With or without collaboration from self-regulatory bodies, some governments have already taken their turns at regulation with varying degrees of severity. Some, like China, have gone the way of the iron fist, banning ICOs and exchanges outright. Others have taken a mixed approach–for example, South Korea banned ICOs, but has (so far) allowed domestic exchanges to continue operating.
Acting with slow and rather calculated decisions, the United States has begun its own journey towards comprehensive crypto regulation. The SEC has taken action against crypto firms and ICOs that it deemed as fraudulent, and announced several weeks ago that all cryptocurrency exchanges must register with the agency.
However, some confusion has ensued after several government bodies within the US began saying some contradictory things about the way that cryptocurrency is being regulated.
In early March, the SEC declared that ICO tokens were legally classified as securities; around the same time, an open letter from FinCEN to Oregonian Senator Ron Wyden declared that ICOs could be considered as money transmission. Within the same week, Federal Judge Jack Weinstein of New York ruled that ICO tokens could be legally classified as commodities.
What a nightmare this is. SEC says “all ICOs” its seen are sales of securities, but FinCEN says they are “generally” money transmission.
But by law, they can’t be both.
PR: Trade.io Contains Breach of Cold Storage Hardware Wallet, Protecting TIO HoldersGo to article >>
— Marco Santori (@msantoriESQ) March 6, 2018
The regulatory confusion in the US has caused US-based crypto firms to tread lightly, working to become as compliant as possible. US-based exchanges, in particular, have also begun to take their own self-regulation more seriously.
Even before the regulatory confusion the United States, the California-based GDAX exchange recognized the need for a public set of guidelines on how GDAX chooses the assets it lists on its platform. Thus, the GDAX Digital Asset Framework was published in early November of 2017 to provide greater transparency to users as well as to act as a regulatory example for other exchanges and legislators.
“We are committed to supporting more assets, but our priority is always to protect customer funds and comply with regulatory requirements,” a statement from GDAX read when the guidelines were published.
Several exchanges have also recently decided to begin de-listing coins that are deemed fraudulent. Earlier this week, Binance announced that it would be removing the Centra Token (CTR) from its platform “in light of the information released earlier today relating to the controversial and fraudulent acts by members associated with the Centra Tech team.”
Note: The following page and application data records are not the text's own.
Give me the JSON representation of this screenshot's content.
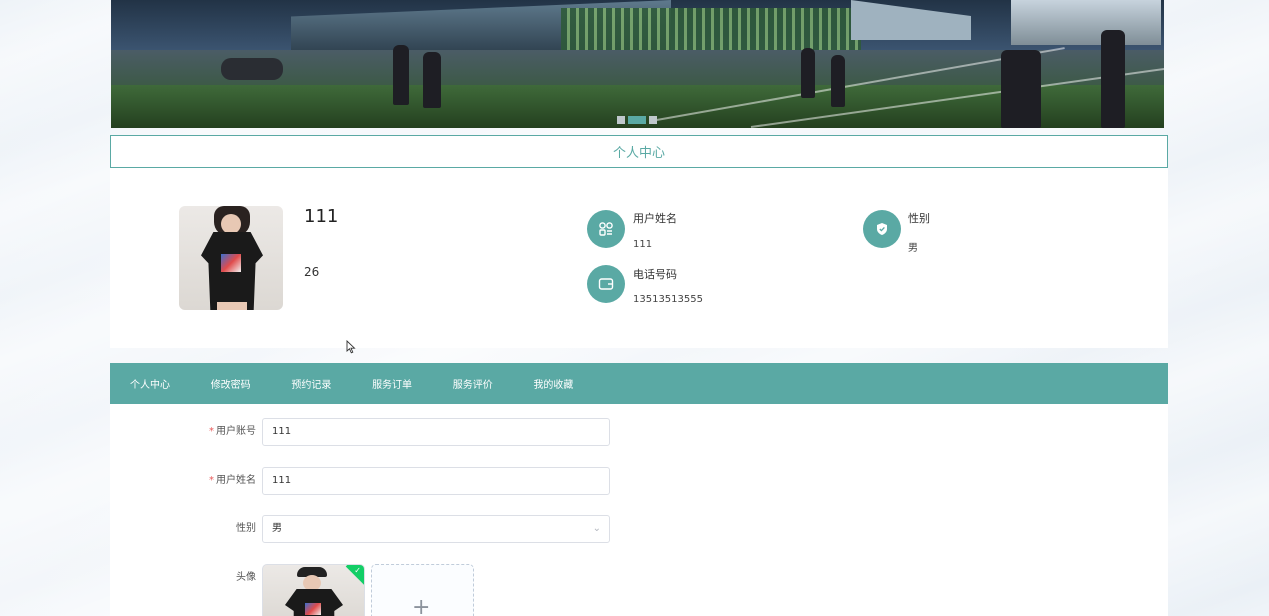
{
  "banner": {
    "active_slide": 2,
    "slide_count": 3
  },
  "section_title": "个人中心",
  "profile": {
    "display_name": "111",
    "age": "26",
    "fields": {
      "username_label": "用户姓名",
      "username_value": "111",
      "gender_label": "性别",
      "gender_value": "男",
      "phone_label": "电话号码",
      "phone_value": "13513513555"
    }
  },
  "nav": {
    "items": [
      "个人中心",
      "修改密码",
      "预约记录",
      "服务订单",
      "服务评价",
      "我的收藏"
    ],
    "active_index": 0
  },
  "form": {
    "account": {
      "label": "用户账号",
      "value": "111",
      "required": "*"
    },
    "name": {
      "label": "用户姓名",
      "value": "111",
      "required": "*"
    },
    "gender": {
      "label": "性别",
      "value": "男"
    },
    "avatar": {
      "label": "头像"
    }
  },
  "colors": {
    "accent": "#5aa9a4",
    "success": "#13ce66",
    "required": "#e85a5a"
  },
  "icons": {
    "username": "apps-icon",
    "gender": "shield-check-icon",
    "phone": "wallet-icon",
    "select": "chevron-down-icon",
    "upload": "plus-icon",
    "uploaded": "check-icon"
  }
}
— Binance (@binance) April 3, 2018
Bittrex also announced in mid-March that it would be delisting more than 80 coins because of a lack of sufficient liquidity. “Limited trading volume on the exchange or potentially suspicious trading activity” is listed as a reason for token removal on the exchange, in addition to “evolving regulatory standards and other compliance issues,” “poor implementation of use cases or poor reception by community,” and others.
Coinbase also temporarily suspended the trading of Bitcoin Cash in response to widespread allegations of insider trading on the BCH network.
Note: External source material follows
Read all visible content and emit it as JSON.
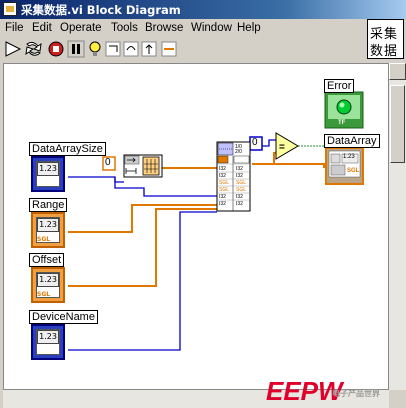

Self-regulation for crypto spreads across industries
Self-regulation has been something of a trend within the cryptocurrency industry as well as within other industries that interact with crypto in some way.
For example, in response to a lack of government action on crypto regulation, some banks in the United States and across the world began restricting their customers’ ability to complete crypto-related transactions. Swedish bank Nordea reportedly went as far as prohibiting its employees from owning or trading cryptocurrencies.
Social media firms have also begun restricting or even banning advertisements for cryptocurrency-related products from their sites. Google, Facebook, Twitter, and MailChimp have all instituted their own sets of rules for what is and isn’t allowed.
In any case, it will probably be several years before regulations across these industries and governments are in alliance with one another. Until then, we can hope that the confusion doesn’t interfere too much with healthy growth of the industry.